» **GIVEN ENTRIES**
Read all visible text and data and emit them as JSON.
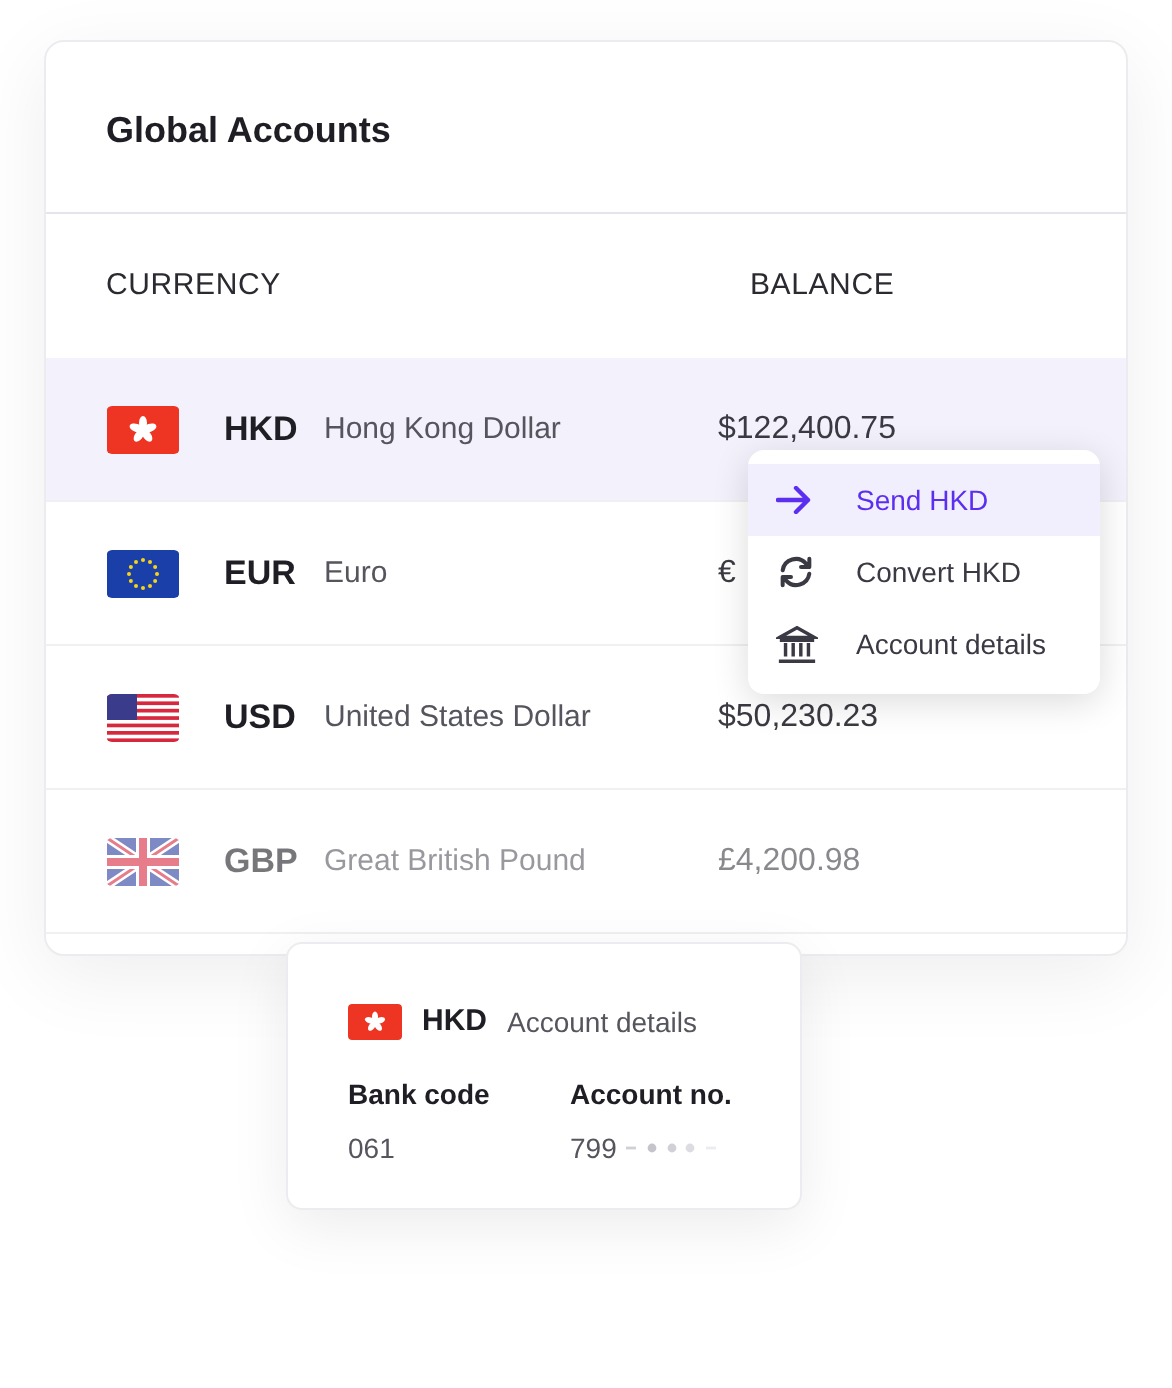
{
  "card": {
    "title": "Global Accounts",
    "columns": [
      "CURRENCY",
      "BALANCE"
    ],
    "rows": [
      {
        "kind": "hk",
        "code": "HKD",
        "name": "Hong Kong Dollar",
        "balance": "$122,400.75",
        "selected": true,
        "dimmed": false
      },
      {
        "kind": "eu",
        "code": "EUR",
        "name": "Euro",
        "balance": "€",
        "selected": false,
        "dimmed": false
      },
      {
        "kind": "us",
        "code": "USD",
        "name": "United States Dollar",
        "balance": "$50,230.23",
        "selected": false,
        "dimmed": false
      },
      {
        "kind": "gb",
        "code": "GBP",
        "name": "Great British Pound",
        "balance": "£4,200.98",
        "selected": false,
        "dimmed": true
      }
    ]
  },
  "menu": [
    {
      "label": "Send HKD",
      "selected": true
    },
    {
      "label": "Convert HKD",
      "selected": false
    },
    {
      "label": "Account details",
      "selected": false
    }
  ],
  "details": {
    "kind": "hk",
    "code": "HKD",
    "title": "Account details",
    "fields": [
      {
        "label": "Bank code",
        "value": "061"
      },
      {
        "label": "Account no.",
        "value": "799"
      }
    ]
  }
}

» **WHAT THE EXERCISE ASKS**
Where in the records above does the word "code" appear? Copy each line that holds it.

» **ANSWER TO THIS TASK**
        "code": "HKD",
        "code": "EUR",
        "code": "USD",
        "code": "GBP",
    "code": "HKD",
        "label": "Bank code",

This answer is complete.